= TASK PROMPT =
Restate the listing word for word; omit the images.

= DATA SHOWN =
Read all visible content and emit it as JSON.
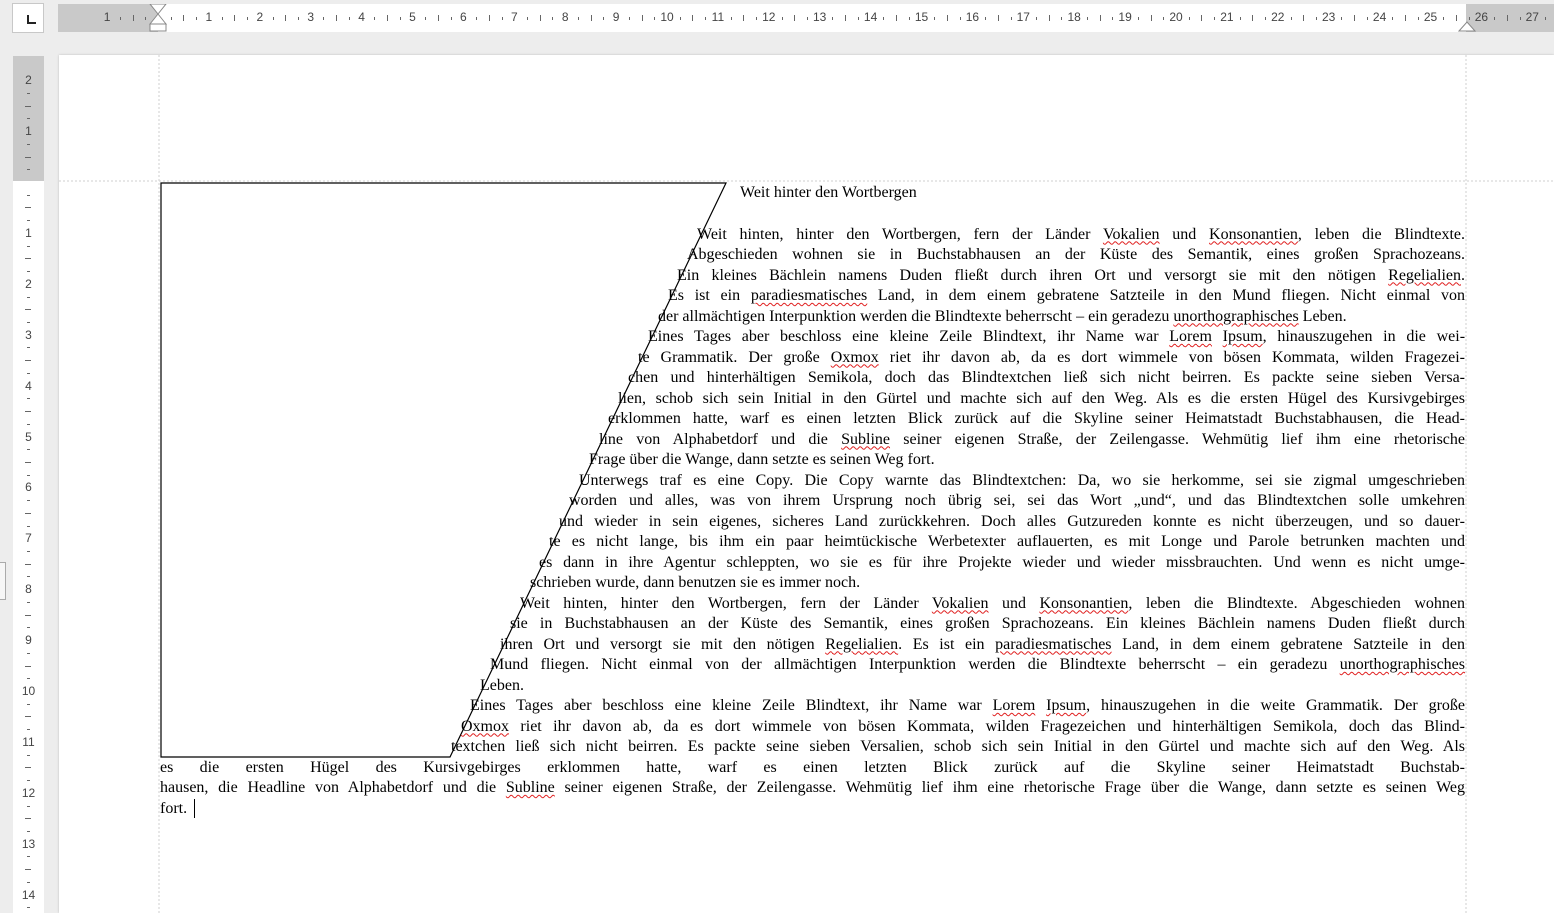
{
  "rulers": {
    "horizontal_numbers": [
      "1",
      "1",
      "2",
      "3",
      "4",
      "5",
      "6",
      "7",
      "8",
      "9",
      "10",
      "11",
      "12",
      "13",
      "14",
      "15",
      "16",
      "17",
      "18",
      "19",
      "20",
      "21",
      "22",
      "23",
      "24",
      "25",
      "26",
      "27"
    ],
    "vertical_numbers": [
      "2",
      "1",
      "1",
      "2",
      "3",
      "4",
      "5",
      "6",
      "7",
      "8",
      "9",
      "10",
      "11",
      "12",
      "13",
      "14"
    ]
  },
  "document": {
    "heading": "Weit hinter den Wortbergen",
    "lines": [
      [
        {
          "t": "Weit hinten, hinter den Wortbergen, fern der Länder "
        },
        {
          "t": "Vokalien",
          "s": true
        },
        {
          "t": " und "
        },
        {
          "t": "Konsonantien",
          "s": true
        },
        {
          "t": ", leben die Blindtexte."
        }
      ],
      [
        {
          "t": "Abgeschieden wohnen sie in Buchstabhausen an der Küste des Semantik, eines großen Sprachozeans."
        }
      ],
      [
        {
          "t": "Ein kleines Bächlein namens Duden fließt durch ihren Ort und versorgt sie mit den nötigen "
        },
        {
          "t": "Regelialien",
          "s": true
        },
        {
          "t": "."
        }
      ],
      [
        {
          "t": "Es ist ein "
        },
        {
          "t": "paradiesmatisches",
          "s": true
        },
        {
          "t": " Land, in dem einem gebratene Satzteile in den Mund fliegen. Nicht einmal von"
        }
      ],
      [
        {
          "t": "der allmächtigen Interpunktion werden die Blindtexte beherrscht – ein geradezu "
        },
        {
          "t": "unorthographisches",
          "s": true
        },
        {
          "t": " Leben."
        }
      ],
      [
        {
          "t": "Eines Tages aber beschloss eine kleine Zeile Blindtext, ihr Name war "
        },
        {
          "t": "Lorem",
          "s": true
        },
        {
          "t": " "
        },
        {
          "t": "Ipsum",
          "s": true
        },
        {
          "t": ", hinauszugehen in die wei-"
        }
      ],
      [
        {
          "t": "te Grammatik. Der große "
        },
        {
          "t": "Oxmox",
          "s": true
        },
        {
          "t": " riet ihr davon ab, da es dort wimmele von bösen Kommata, wilden Fragezei-"
        }
      ],
      [
        {
          "t": "chen und hinterhältigen Semikola, doch das Blindtextchen ließ sich nicht beirren. Es packte seine sieben Versa-"
        }
      ],
      [
        {
          "t": "lien, schob sich sein Initial in den Gürtel und machte sich auf den Weg. Als es die ersten Hügel des Kursivgebirges"
        }
      ],
      [
        {
          "t": "erklommen hatte, warf es einen letzten Blick zurück auf die Skyline seiner Heimatstadt Buchstabhausen, die Head-"
        }
      ],
      [
        {
          "t": "line von Alphabetdorf und die "
        },
        {
          "t": "Subline",
          "s": true
        },
        {
          "t": " seiner eigenen Straße, der Zeilengasse. Wehmütig lief ihm eine rhetorische"
        }
      ],
      [
        {
          "t": "Frage über die Wange, dann setzte es seinen Weg fort."
        }
      ],
      [
        {
          "t": "Unterwegs traf es eine Copy. Die Copy warnte das Blindtextchen: Da, wo sie herkomme, sei sie zigmal umgeschrieben"
        }
      ],
      [
        {
          "t": "worden und alles, was von ihrem Ursprung noch übrig sei, sei das Wort „und“, und das Blindtextchen solle umkehren"
        }
      ],
      [
        {
          "t": "und wieder in sein eigenes, sicheres Land zurückkehren. Doch alles Gutzureden konnte es nicht überzeugen, und so dauer-"
        }
      ],
      [
        {
          "t": "te es nicht lange, bis ihm ein paar heimtückische Werbetexter auflauerten, es mit Longe und Parole betrunken machten und"
        }
      ],
      [
        {
          "t": "es dann in ihre Agentur schleppten, wo sie es für ihre Projekte wieder und wieder missbrauchten. Und wenn es nicht umge-"
        }
      ],
      [
        {
          "t": "schrieben wurde, dann benutzen sie es immer noch."
        }
      ],
      [
        {
          "t": "Weit hinten, hinter den Wortbergen, fern der Länder "
        },
        {
          "t": "Vokalien",
          "s": true
        },
        {
          "t": " und "
        },
        {
          "t": "Konsonantien",
          "s": true
        },
        {
          "t": ", leben die Blindtexte. Abgeschieden wohnen"
        }
      ],
      [
        {
          "t": "sie in Buchstabhausen an der Küste des Semantik, eines großen Sprachozeans. Ein kleines Bächlein namens Duden fließt durch"
        }
      ],
      [
        {
          "t": "ihren Ort und versorgt sie mit den nötigen "
        },
        {
          "t": "Regelialien",
          "s": true
        },
        {
          "t": ". Es ist ein "
        },
        {
          "t": "paradiesmatisches",
          "s": true
        },
        {
          "t": " Land, in dem einem gebratene Satzteile in den"
        }
      ],
      [
        {
          "t": "Mund fliegen. Nicht einmal von der allmächtigen Interpunktion werden die Blindtexte beherrscht – ein geradezu "
        },
        {
          "t": "unorthographisches",
          "s": true
        }
      ],
      [
        {
          "t": "Leben."
        }
      ],
      [
        {
          "t": "Eines Tages aber beschloss eine kleine Zeile Blindtext, ihr Name war "
        },
        {
          "t": "Lorem",
          "s": true
        },
        {
          "t": " "
        },
        {
          "t": "Ipsum",
          "s": true
        },
        {
          "t": ", hinauszugehen in die weite Grammatik. Der große"
        }
      ],
      [
        {
          "t": "Oxmox",
          "s": true
        },
        {
          "t": " riet ihr davon ab, da es dort wimmele von bösen Kommata, wilden Fragezeichen und hinterhältigen Semikola, doch das Blind-"
        }
      ],
      [
        {
          "t": "textchen ließ sich nicht beirren. Es packte seine sieben Versalien, schob sich sein Initial in den Gürtel und machte sich auf den Weg. Als"
        }
      ],
      [
        {
          "t": "es die ersten Hügel des Kursivgebirges erklommen hatte, warf es einen letzten Blick zurück auf die Skyline seiner Heimatstadt Buchstab-"
        }
      ],
      [
        {
          "t": "hausen, die Headline von Alphabetdorf und die "
        },
        {
          "t": "Subline",
          "s": true
        },
        {
          "t": " seiner eigenen Straße, der Zeilengasse. Wehmütig lief ihm eine rhetorische Frage über die Wange, dann setzte es seinen Weg"
        }
      ],
      [
        {
          "t": "fort."
        }
      ]
    ]
  }
}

= RESPONSE =
Read all visible content and emit it as JSON.
{
  "rulers": {
    "horizontal_numbers": [
      "1",
      "1",
      "2",
      "3",
      "4",
      "5",
      "6",
      "7",
      "8",
      "9",
      "10",
      "11",
      "12",
      "13",
      "14",
      "15",
      "16",
      "17",
      "18",
      "19",
      "20",
      "21",
      "22",
      "23",
      "24",
      "25",
      "26",
      "27"
    ],
    "vertical_numbers": [
      "2",
      "1",
      "1",
      "2",
      "3",
      "4",
      "5",
      "6",
      "7",
      "8",
      "9",
      "10",
      "11",
      "12",
      "13",
      "14"
    ]
  },
  "document": {
    "heading": "Weit hinter den Wortbergen",
    "lines": [
      [
        {
          "t": "Weit hinten, hinter den Wortbergen, fern der Länder "
        },
        {
          "t": "Vokalien",
          "s": true
        },
        {
          "t": " und "
        },
        {
          "t": "Konsonantien",
          "s": true
        },
        {
          "t": ", leben die Blindtexte."
        }
      ],
      [
        {
          "t": "Abgeschieden wohnen sie in Buchstabhausen an der Küste des Semantik, eines großen Sprachozeans."
        }
      ],
      [
        {
          "t": "Ein kleines Bächlein namens Duden fließt durch ihren Ort und versorgt sie mit den nötigen "
        },
        {
          "t": "Regelialien",
          "s": true
        },
        {
          "t": "."
        }
      ],
      [
        {
          "t": "Es ist ein "
        },
        {
          "t": "paradiesmatisches",
          "s": true
        },
        {
          "t": " Land, in dem einem gebratene Satzteile in den Mund fliegen. Nicht einmal von"
        }
      ],
      [
        {
          "t": "der allmächtigen Interpunktion werden die Blindtexte beherrscht – ein geradezu "
        },
        {
          "t": "unorthographisches",
          "s": true
        },
        {
          "t": " Leben."
        }
      ],
      [
        {
          "t": "Eines Tages aber beschloss eine kleine Zeile Blindtext, ihr Name war "
        },
        {
          "t": "Lorem",
          "s": true
        },
        {
          "t": " "
        },
        {
          "t": "Ipsum",
          "s": true
        },
        {
          "t": ", hinauszugehen in die wei-"
        }
      ],
      [
        {
          "t": "te Grammatik. Der große "
        },
        {
          "t": "Oxmox",
          "s": true
        },
        {
          "t": " riet ihr davon ab, da es dort wimmele von bösen Kommata, wilden Fragezei-"
        }
      ],
      [
        {
          "t": "chen und hinterhältigen Semikola, doch das Blindtextchen ließ sich nicht beirren. Es packte seine sieben Versa-"
        }
      ],
      [
        {
          "t": "lien, schob sich sein Initial in den Gürtel und machte sich auf den Weg. Als es die ersten Hügel des Kursivgebirges"
        }
      ],
      [
        {
          "t": "erklommen hatte, warf es einen letzten Blick zurück auf die Skyline seiner Heimatstadt Buchstabhausen, die Head-"
        }
      ],
      [
        {
          "t": "line von Alphabetdorf und die "
        },
        {
          "t": "Subline",
          "s": true
        },
        {
          "t": " seiner eigenen Straße, der Zeilengasse. Wehmütig lief ihm eine rhetorische"
        }
      ],
      [
        {
          "t": "Frage über die Wange, dann setzte es seinen Weg fort."
        }
      ],
      [
        {
          "t": "Unterwegs traf es eine Copy. Die Copy warnte das Blindtextchen: Da, wo sie herkomme, sei sie zigmal umgeschrieben"
        }
      ],
      [
        {
          "t": "worden und alles, was von ihrem Ursprung noch übrig sei, sei das Wort „und“, und das Blindtextchen solle umkehren"
        }
      ],
      [
        {
          "t": "und wieder in sein eigenes, sicheres Land zurückkehren. Doch alles Gutzureden konnte es nicht überzeugen, und so dauer-"
        }
      ],
      [
        {
          "t": "te es nicht lange, bis ihm ein paar heimtückische Werbetexter auflauerten, es mit Longe und Parole betrunken machten und"
        }
      ],
      [
        {
          "t": "es dann in ihre Agentur schleppten, wo sie es für ihre Projekte wieder und wieder missbrauchten. Und wenn es nicht umge-"
        }
      ],
      [
        {
          "t": "schrieben wurde, dann benutzen sie es immer noch."
        }
      ],
      [
        {
          "t": "Weit hinten, hinter den Wortbergen, fern der Länder "
        },
        {
          "t": "Vokalien",
          "s": true
        },
        {
          "t": " und "
        },
        {
          "t": "Konsonantien",
          "s": true
        },
        {
          "t": ", leben die Blindtexte. Abgeschieden wohnen"
        }
      ],
      [
        {
          "t": "sie in Buchstabhausen an der Küste des Semantik, eines großen Sprachozeans. Ein kleines Bächlein namens Duden fließt durch"
        }
      ],
      [
        {
          "t": "ihren Ort und versorgt sie mit den nötigen "
        },
        {
          "t": "Regelialien",
          "s": true
        },
        {
          "t": ". Es ist ein "
        },
        {
          "t": "paradiesmatisches",
          "s": true
        },
        {
          "t": " Land, in dem einem gebratene Satzteile in den"
        }
      ],
      [
        {
          "t": "Mund fliegen. Nicht einmal von der allmächtigen Interpunktion werden die Blindtexte beherrscht – ein geradezu "
        },
        {
          "t": "unorthographisches",
          "s": true
        }
      ],
      [
        {
          "t": "Leben."
        }
      ],
      [
        {
          "t": "Eines Tages aber beschloss eine kleine Zeile Blindtext, ihr Name war "
        },
        {
          "t": "Lorem",
          "s": true
        },
        {
          "t": " "
        },
        {
          "t": "Ipsum",
          "s": true
        },
        {
          "t": ", hinauszugehen in die weite Grammatik. Der große"
        }
      ],
      [
        {
          "t": "Oxmox",
          "s": true
        },
        {
          "t": " riet ihr davon ab, da es dort wimmele von bösen Kommata, wilden Fragezeichen und hinterhältigen Semikola, doch das Blind-"
        }
      ],
      [
        {
          "t": "textchen ließ sich nicht beirren. Es packte seine sieben Versalien, schob sich sein Initial in den Gürtel und machte sich auf den Weg. Als"
        }
      ],
      [
        {
          "t": "es die ersten Hügel des Kursivgebirges erklommen hatte, warf es einen letzten Blick zurück auf die Skyline seiner Heimatstadt Buchstab-"
        }
      ],
      [
        {
          "t": "hausen, die Headline von Alphabetdorf und die "
        },
        {
          "t": "Subline",
          "s": true
        },
        {
          "t": " seiner eigenen Straße, der Zeilengasse. Wehmütig lief ihm eine rhetorische Frage über die Wange, dann setzte es seinen Weg"
        }
      ],
      [
        {
          "t": "fort."
        }
      ]
    ]
  }
}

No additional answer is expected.